“Oh, fortune and fame’s such a curious game
Perfect strangers can call you by name
Pay good money to hear fire and rain
Again and again and again
Some are like summer coming back every year
Got your baby got your blanket got your bucket of beer
I break into a grin from ear to ear
And suddenly it’s perfectly clear
That’s why I’m here
Singin tonight, tomorrow, everyday
That’s why I’m standing here
That’s why I’m here”
Here’s a RealPlayer video of a CBS story about James Taylor from a couple of years back. It gives a lot of nice background on him, and features him talking candidly about his life.
If you haven’t heard JT’s more current work, you owe it to yourself to check it out. Start with “That’s Why I’m Here.” But don’t forget “Hourglass,” “Never Die Young,” and New Moon Shine. His newest record, “October Road” has song that will take you back to all those old hits, and new ones that are fresh and unique.
To me, Taylor’s recent recordings and live shows have a jazz undertone to them that separates him from a lot of singersongwriters. If you listen to the chords even in his earliest records, you can hear jazz-like progressions even then. They’ve always been there. In fact, you could argue that, structurally, his chord progressions have always borrowed more from Jazz than from Pete Seeger. (Which may be why they’re so hard for the aspiring folkie to learn…)
His 1993 Live CD is a gem, and you shouldn’t miss it. It gives a great flavor of all those live shows. His live band, which has been together for years, is awesome.
I’m certainly one of those guys, coming back summer after summer to hear those songs “again and again.” There is something magical about a JT concert in the summertime. I’ve been that guy with the “baby and beer,” sitting on the lawn at StarPlex, allowing the music to take me back through time, but also right into the present too.
There is something incredible about the connection of those songs to your life and your personal history, and sense that Taylor now realizes what an honor it is to be a part of so many people’s musical DNA and personal life stories. Few artists ever get to that level, really…where their songs are really part of the story so many people tell about their own history. In fact, just last Friday at the Northaven Coffeehouse, a member came up to me afterwards because I’d closed my set with two JT songs (trying to pitch tonight’s show…). Everyone in the room had been singing along with every word, and he said, “Wow I’d forgotten how much a part of me those songs were.”
And yet, it’s also great to see how he’s stayed relevant, and even thrived, in recent decades. As he knows all too painfully, some of his generation didn’t make it. Some, literally. Some faded away, professionally.

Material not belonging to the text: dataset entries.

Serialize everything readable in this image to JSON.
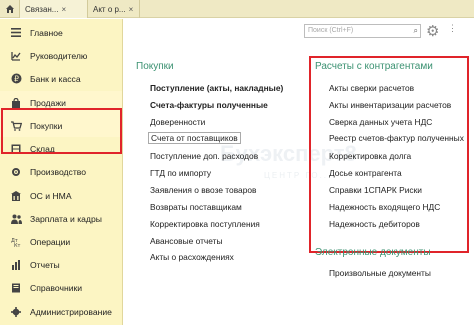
{
  "tabs": [
    {
      "label": "Связан...",
      "close": "×"
    },
    {
      "label": "Акт о р...",
      "close": "×"
    }
  ],
  "home_icon": "home-icon",
  "search": {
    "placeholder": "Поиск (Ctrl+F)"
  },
  "sidebar": {
    "items": [
      {
        "label": "Главное",
        "icon": "menu-icon"
      },
      {
        "label": "Руководителю",
        "icon": "chart-icon"
      },
      {
        "label": "Банк и касса",
        "icon": "ruble-icon"
      },
      {
        "label": "Продажи",
        "icon": "bag-icon"
      },
      {
        "label": "Покупки",
        "icon": "cart-icon"
      },
      {
        "label": "Склад",
        "icon": "warehouse-icon"
      },
      {
        "label": "Производство",
        "icon": "factory-icon"
      },
      {
        "label": "ОС и НМА",
        "icon": "building-icon"
      },
      {
        "label": "Зарплата и кадры",
        "icon": "people-icon"
      },
      {
        "label": "Операции",
        "icon": "operations-icon"
      },
      {
        "label": "Отчеты",
        "icon": "report-icon"
      },
      {
        "label": "Справочники",
        "icon": "book-icon"
      },
      {
        "label": "Администрирование",
        "icon": "gear-icon"
      }
    ]
  },
  "purchases": {
    "title": "Покупки",
    "links": [
      "Поступление (акты, накладные)",
      "Счета-фактуры полученные",
      "Доверенности",
      "Счета от поставщиков",
      "Поступление доп. расходов",
      "ГТД по импорту",
      "Заявления о ввозе товаров",
      "Возвраты поставщикам",
      "Корректировка поступления",
      "Авансовые отчеты",
      "Акты о расхождениях"
    ]
  },
  "settlements": {
    "title": "Расчеты с контрагентами",
    "links": [
      "Акты сверки расчетов",
      "Акты инвентаризации расчетов",
      "Сверка данных учета НДС",
      "Реестр счетов-фактур полученных",
      "Корректировка долга",
      "Досье контрагента",
      "Справки 1СПАРК Риски",
      "Надежность входящего НДС",
      "Надежность дебиторов"
    ]
  },
  "edocs": {
    "title": "Электронные документы",
    "links": [
      "Произвольные документы"
    ]
  },
  "watermark": {
    "text": "Бухэксперт8",
    "sub": "ЦЕНТР ГО..."
  }
}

But he’s kept at it, and it’s always been a grace-filled experience to have his music as a soundtrack for life.
“I forget what to ask for
There isn’t anything I haven’t been given
How could I wish for anything more
As I am here living in heaven
This moment in the sun
To feel the wheel turning on
Carry me on my way”